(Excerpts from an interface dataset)

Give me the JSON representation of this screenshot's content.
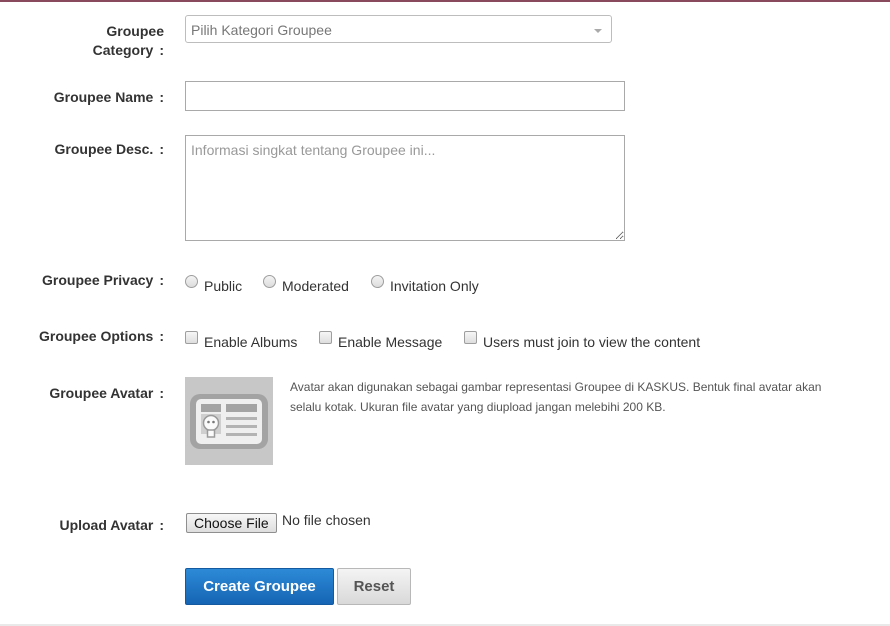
{
  "form": {
    "category": {
      "label_line1": "Groupee",
      "label_line2": "Category",
      "colon": ":",
      "placeholder": "Pilih Kategori Groupee"
    },
    "name": {
      "label": "Groupee Name",
      "colon": ":",
      "value": ""
    },
    "desc": {
      "label": "Groupee Desc.",
      "colon": ":",
      "placeholder": "Informasi singkat tentang Groupee ini..."
    },
    "privacy": {
      "label": "Groupee Privacy",
      "colon": ":",
      "options": [
        "Public",
        "Moderated",
        "Invitation Only"
      ]
    },
    "options": {
      "label": "Groupee Options",
      "colon": ":",
      "items": [
        "Enable Albums",
        "Enable Message",
        "Users must join to view the content"
      ]
    },
    "avatar": {
      "label": "Groupee Avatar",
      "colon": ":",
      "description": "Avatar akan digunakan sebagai gambar representasi Groupee di KASKUS. Bentuk final avatar akan selalu kotak. Ukuran file avatar yang diupload jangan melebihi 200 KB.",
      "icon": "id-card-icon"
    },
    "upload": {
      "label": "Upload Avatar",
      "colon": ":",
      "button": "Choose File",
      "status": "No file chosen"
    },
    "actions": {
      "create": "Create Groupee",
      "reset": "Reset"
    }
  },
  "colors": {
    "primary": "#1e76c8",
    "top_border": "#8a4a5e",
    "avatar_bg": "#c7c7c7"
  }
}
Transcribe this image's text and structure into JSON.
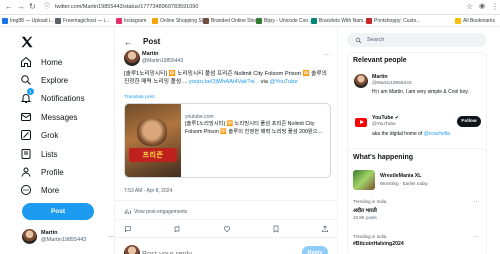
{
  "browser": {
    "url": "twitter.com/Martin19855443/status/1777348969783591090",
    "bookmarks": [
      "Img88 — Upload i...",
      "Freemagichost — i...",
      "Instagram",
      "Online Shopping Sit...",
      "Branded Online Sho...",
      "Bijoy - Unicode Con...",
      "Bracelets With Nam...",
      "Printshoppy: Custo..."
    ],
    "all_bookmarks": "All Bookmarks"
  },
  "nav": {
    "items": [
      "Home",
      "Explore",
      "Notifications",
      "Messages",
      "Grok",
      "Lists",
      "Profile",
      "More"
    ],
    "notification_badge": "1",
    "post_button": "Post",
    "account": {
      "name": "Martin",
      "handle": "@Martin19855443"
    }
  },
  "post": {
    "header_title": "Post",
    "author_name": "Martin",
    "author_handle": "@Martin19855443",
    "text_main": "[솔루1노리밍시티] 🈸 노리밍시티 풀섬 프리즌 Nolimit City Folsom Prison 🈸 솔루의 진정한 매력 노리밍 폴섬 ...",
    "text_link": "youtu.be/2jWhAAt4Vak?si...",
    "text_via": " via",
    "text_mention": "@YouTube",
    "translate": "Translate post",
    "card_domain": "youtube.com",
    "card_title": "[솔루1노리밍시티] 🈸 노리밍시티 풀섬 프리즌 Nolimit City Folsom Prison 🈸 솔루의 진정한 매력 노리밍 폴섬 200원으...",
    "card_banner": "프리즌",
    "timestamp": "7:53 AM · Apr 8, 2024",
    "view_engagements": "View post engagements",
    "reply_placeholder": "Post your reply",
    "reply_button": "Reply"
  },
  "sidebar": {
    "search_placeholder": "Search",
    "relevant_title": "Relevant people",
    "people": [
      {
        "name": "Martin",
        "handle": "@Martin19855443",
        "bio": "Hi i am Martin. I am very simple & Cool boy."
      },
      {
        "name": "YouTube ✔",
        "handle": "@YouTube",
        "bio_prefix": "aka the digital home of ",
        "bio_link": "@coachella",
        "follow": "Follow"
      }
    ],
    "happening_title": "What's happening",
    "trends": [
      {
        "name": "WrestleMania XL",
        "meta": "Wrestling · Earlier today"
      },
      {
        "context": "Trending in India",
        "name": "अदीत भारती",
        "meta": "10.8K posts"
      },
      {
        "context": "Trending in India",
        "name": "#BitcoinHalving2024",
        "meta": ""
      }
    ]
  },
  "colors": {
    "accent": "#1d9bf0",
    "text": "#0f1419",
    "muted": "#536471",
    "border": "#eff3f4"
  }
}
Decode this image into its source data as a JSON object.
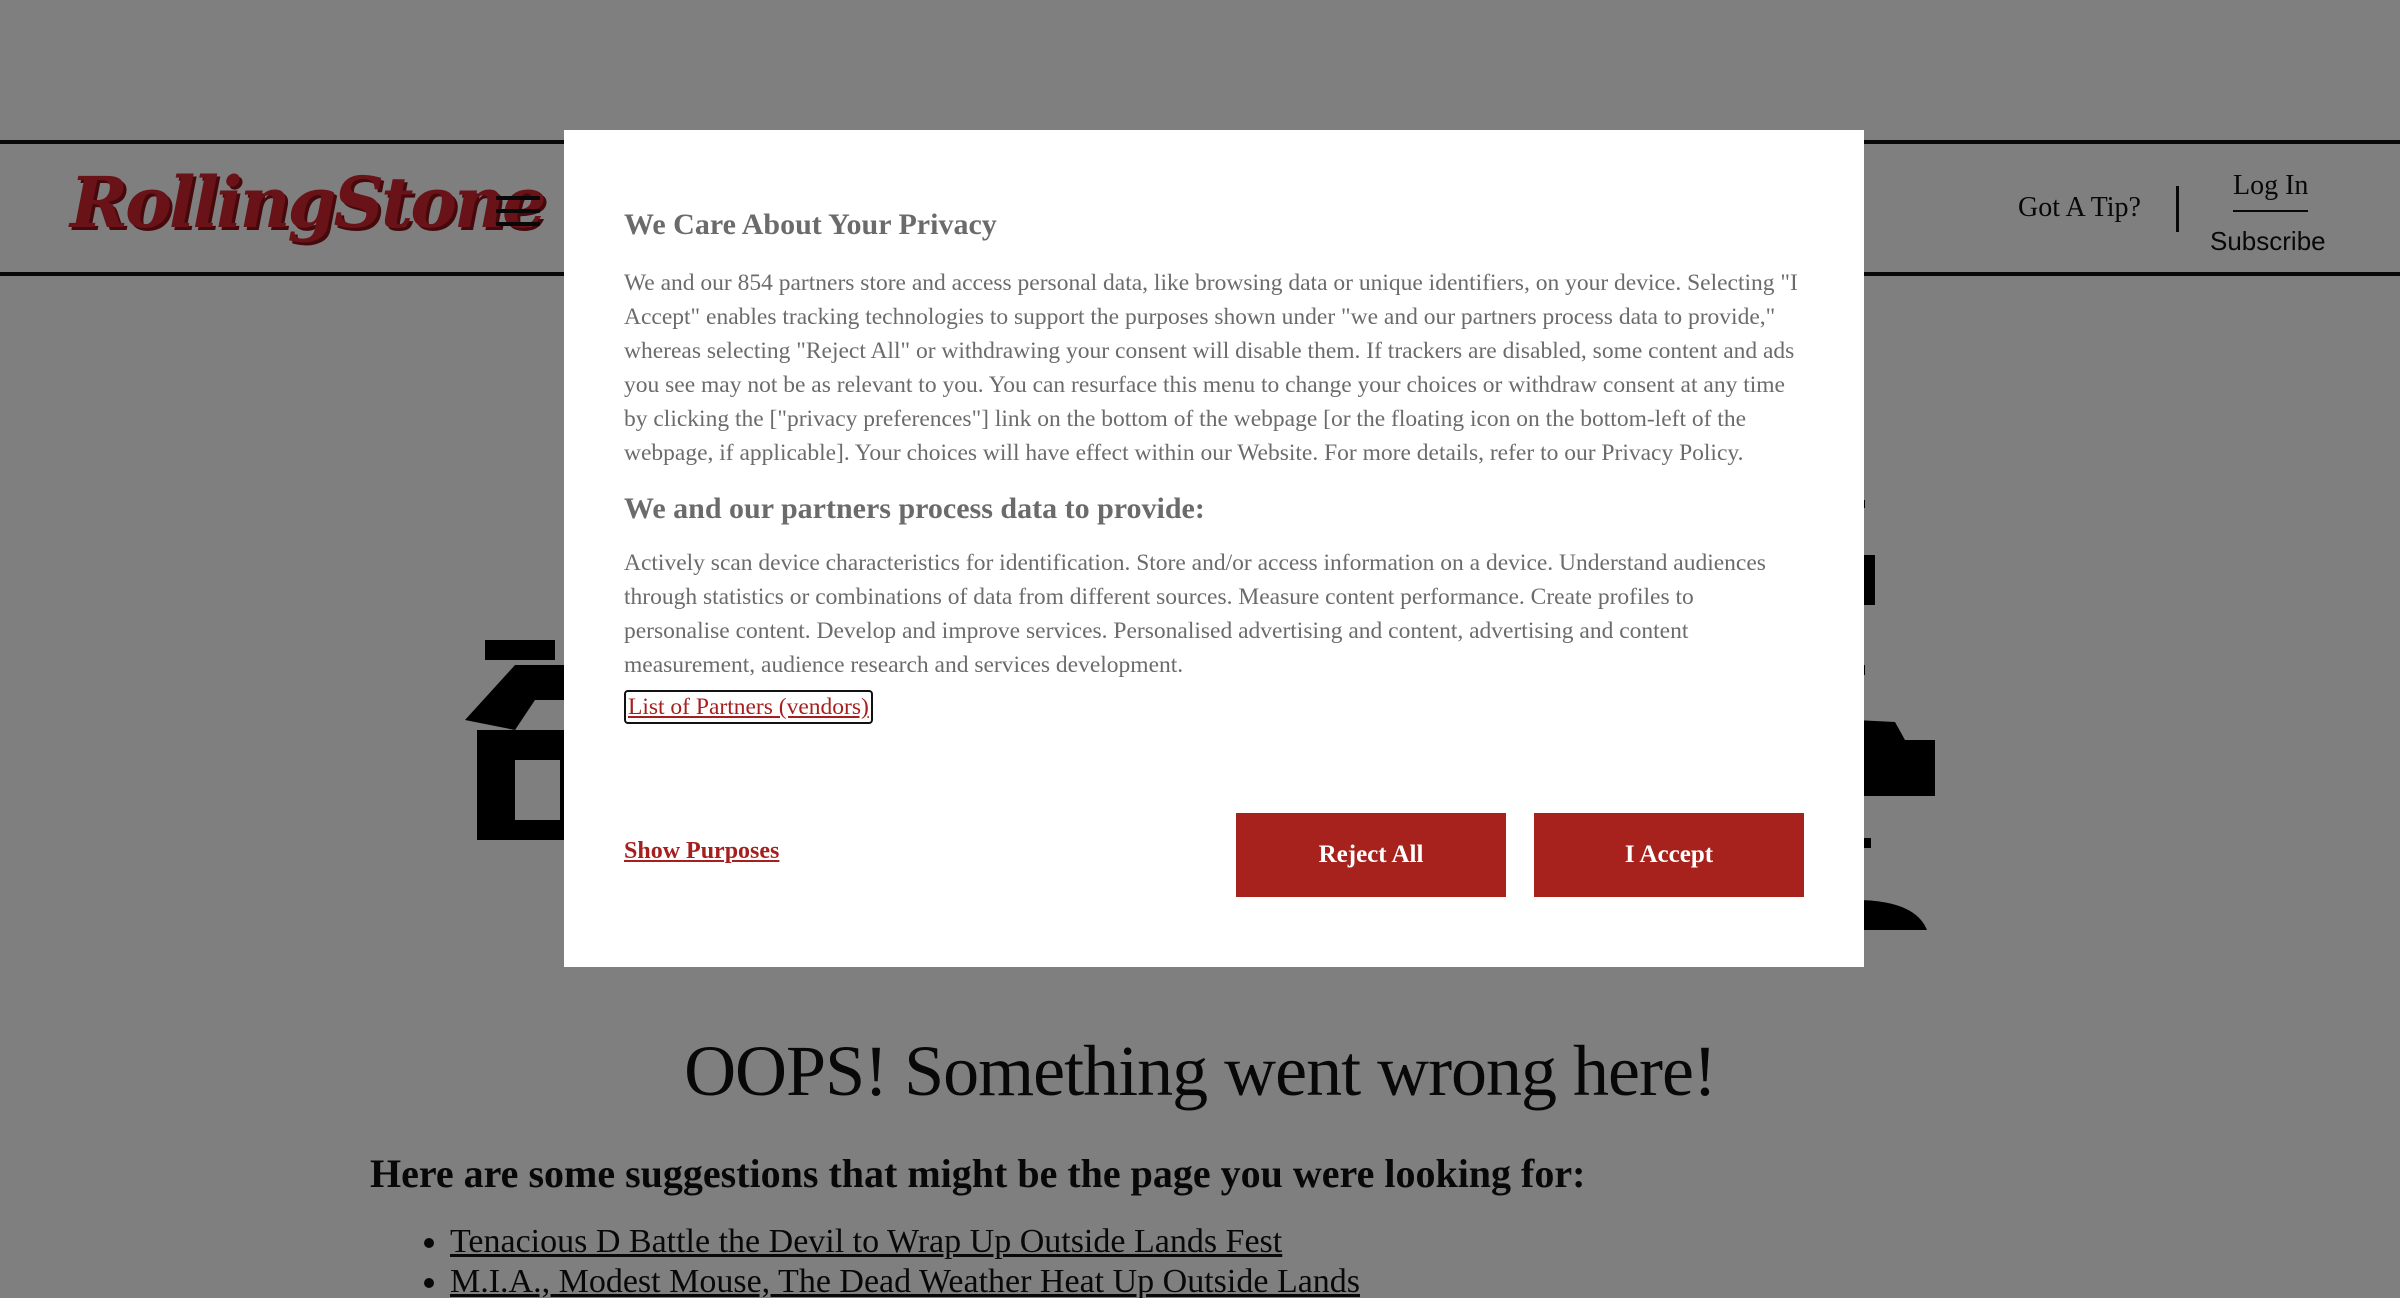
{
  "header": {
    "logo_text": "RollingStone",
    "tip_label": "Got A Tip?",
    "login_label": "Log In",
    "subscribe_label": "Subscribe"
  },
  "main": {
    "error_title": "OOPS! Something went wrong here!",
    "suggestions_heading": "Here are some suggestions that might be the page you were looking for:",
    "suggestions": [
      "Tenacious D Battle the Devil to Wrap Up Outside Lands Fest",
      "M.I.A., Modest Mouse, The Dead Weather Heat Up Outside Lands"
    ]
  },
  "consent": {
    "title": "We Care About Your Privacy",
    "body": "We and our 854 partners store and access personal data, like browsing data or unique identifiers, on your device. Selecting \"I Accept\" enables tracking technologies to support the purposes shown under \"we and our partners process data to provide,\" whereas selecting \"Reject All\" or withdrawing your consent will disable them. If trackers are disabled, some content and ads you see may not be as relevant to you. You can resurface this menu to change your choices or withdraw consent at any time by clicking the [\"privacy preferences\"] link on the bottom of the webpage [or the floating icon on the bottom-left of the webpage, if applicable]. Your choices will have effect within our Website. For more details, refer to our Privacy Policy.",
    "purposes_heading": "We and our partners process data to provide:",
    "purposes_body": "Actively scan device characteristics for identification. Store and/or access information on a device. Understand audiences through statistics or combinations of data from different sources. Measure content performance. Create profiles to personalise content. Develop and improve services. Personalised advertising and content, advertising and content measurement, audience research and services development.",
    "partners_link": "List of Partners (vendors)",
    "show_purposes_label": "Show Purposes",
    "reject_label": "Reject All",
    "accept_label": "I Accept"
  },
  "colors": {
    "brand_red": "#d32531",
    "button_red": "#a8221d",
    "link_red": "#a51f1e",
    "overlay": "rgba(0,0,0,0.5)"
  }
}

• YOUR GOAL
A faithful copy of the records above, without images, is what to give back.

• WRITTEN ANSWER
Give me the JSON representation of this screenshot's content.
{
  "form": {
    "category": {
      "label_line1": "Groupee",
      "label_line2": "Category",
      "colon": ":",
      "placeholder": "Pilih Kategori Groupee"
    },
    "name": {
      "label": "Groupee Name",
      "colon": ":",
      "value": ""
    },
    "desc": {
      "label": "Groupee Desc.",
      "colon": ":",
      "placeholder": "Informasi singkat tentang Groupee ini..."
    },
    "privacy": {
      "label": "Groupee Privacy",
      "colon": ":",
      "options": [
        "Public",
        "Moderated",
        "Invitation Only"
      ]
    },
    "options": {
      "label": "Groupee Options",
      "colon": ":",
      "items": [
        "Enable Albums",
        "Enable Message",
        "Users must join to view the content"
      ]
    },
    "avatar": {
      "label": "Groupee Avatar",
      "colon": ":",
      "description": "Avatar akan digunakan sebagai gambar representasi Groupee di KASKUS. Bentuk final avatar akan selalu kotak. Ukuran file avatar yang diupload jangan melebihi 200 KB.",
      "icon": "id-card-icon"
    },
    "upload": {
      "label": "Upload Avatar",
      "colon": ":",
      "button": "Choose File",
      "status": "No file chosen"
    },
    "actions": {
      "create": "Create Groupee",
      "reset": "Reset"
    }
  },
  "colors": {
    "primary": "#1e76c8",
    "top_border": "#8a4a5e",
    "avatar_bg": "#c7c7c7"
  }
}
Transcribe this image's text and structure into JSON.
{
  "browser": {
    "url": "twitter.com/Martin19855443/status/1777348969783591090",
    "bookmarks": [
      "Img88 — Upload i...",
      "Freemagichost — i...",
      "Instagram",
      "Online Shopping Sit...",
      "Branded Online Sho...",
      "Bijoy - Unicode Con...",
      "Bracelets With Nam...",
      "Printshoppy: Custo..."
    ],
    "all_bookmarks": "All Bookmarks"
  },
  "nav": {
    "items": [
      "Home",
      "Explore",
      "Notifications",
      "Messages",
      "Grok",
      "Lists",
      "Profile",
      "More"
    ],
    "notification_badge": "1",
    "post_button": "Post",
    "account": {
      "name": "Martin",
      "handle": "@Martin19855443"
    }
  },
  "post": {
    "header_title": "Post",
    "author_name": "Martin",
    "author_handle": "@Martin19855443",
    "text_main": "[솔루1노리밍시티] 🈸 노리밍시티 풀섬 프리즌 Nolimit City Folsom Prison 🈸 솔루의 진정한 매력 노리밍 폴섬 ...",
    "text_link": "youtu.be/2jWhAAt4Vak?si...",
    "text_via": " via",
    "text_mention": "@YouTube",
    "translate": "Translate post",
    "card_domain": "youtube.com",
    "card_title": "[솔루1노리밍시티] 🈸 노리밍시티 풀섬 프리즌 Nolimit City Folsom Prison 🈸 솔루의 진정한 매력 노리밍 폴섬 200원으...",
    "card_banner": "프리즌",
    "timestamp": "7:53 AM · Apr 8, 2024",
    "view_engagements": "View post engagements",
    "reply_placeholder": "Post your reply",
    "reply_button": "Reply"
  },
  "sidebar": {
    "search_placeholder": "Search",
    "relevant_title": "Relevant people",
    "people": [
      {
        "name": "Martin",
        "handle": "@Martin19855443",
        "bio": "Hi i am Martin. I am very simple & Cool boy."
      },
      {
        "name": "YouTube ✔",
        "handle": "@YouTube",
        "bio_prefix": "aka the digital home of ",
        "bio_link": "@coachella",
        "follow": "Follow"
      }
    ],
    "happening_title": "What's happening",
    "trends": [
      {
        "name": "WrestleMania XL",
        "meta": "Wrestling · Earlier today"
      },
      {
        "context": "Trending in India",
        "name": "अदीत भारती",
        "meta": "10.8K posts"
      },
      {
        "context": "Trending in India",
        "name": "#BitcoinHalving2024",
        "meta": ""
      }
    ]
  },
  "colors": {
    "accent": "#1d9bf0",
    "text": "#0f1419",
    "muted": "#536471",
    "border": "#eff3f4"
  }
}
Decode this image into its source data as a JSON object.
{
  "header": {
    "logo_text": "RollingStone",
    "tip_label": "Got A Tip?",
    "login_label": "Log In",
    "subscribe_label": "Subscribe"
  },
  "main": {
    "error_title": "OOPS! Something went wrong here!",
    "suggestions_heading": "Here are some suggestions that might be the page you were looking for:",
    "suggestions": [
      "Tenacious D Battle the Devil to Wrap Up Outside Lands Fest",
      "M.I.A., Modest Mouse, The Dead Weather Heat Up Outside Lands"
    ]
  },
  "consent": {
    "title": "We Care About Your Privacy",
    "body": "We and our 854 partners store and access personal data, like browsing data or unique identifiers, on your device. Selecting \"I Accept\" enables tracking technologies to support the purposes shown under \"we and our partners process data to provide,\" whereas selecting \"Reject All\" or withdrawing your consent will disable them. If trackers are disabled, some content and ads you see may not be as relevant to you. You can resurface this menu to change your choices or withdraw consent at any time by clicking the [\"privacy preferences\"] link on the bottom of the webpage [or the floating icon on the bottom-left of the webpage, if applicable]. Your choices will have effect within our Website. For more details, refer to our Privacy Policy.",
    "purposes_heading": "We and our partners process data to provide:",
    "purposes_body": "Actively scan device characteristics for identification. Store and/or access information on a device. Understand audiences through statistics or combinations of data from different sources. Measure content performance. Create profiles to personalise content. Develop and improve services. Personalised advertising and content, advertising and content measurement, audience research and services development.",
    "partners_link": "List of Partners (vendors)",
    "show_purposes_label": "Show Purposes",
    "reject_label": "Reject All",
    "accept_label": "I Accept"
  },
  "colors": {
    "brand_red": "#d32531",
    "button_red": "#a8221d",
    "link_red": "#a51f1e",
    "overlay": "rgba(0,0,0,0.5)"
  }
}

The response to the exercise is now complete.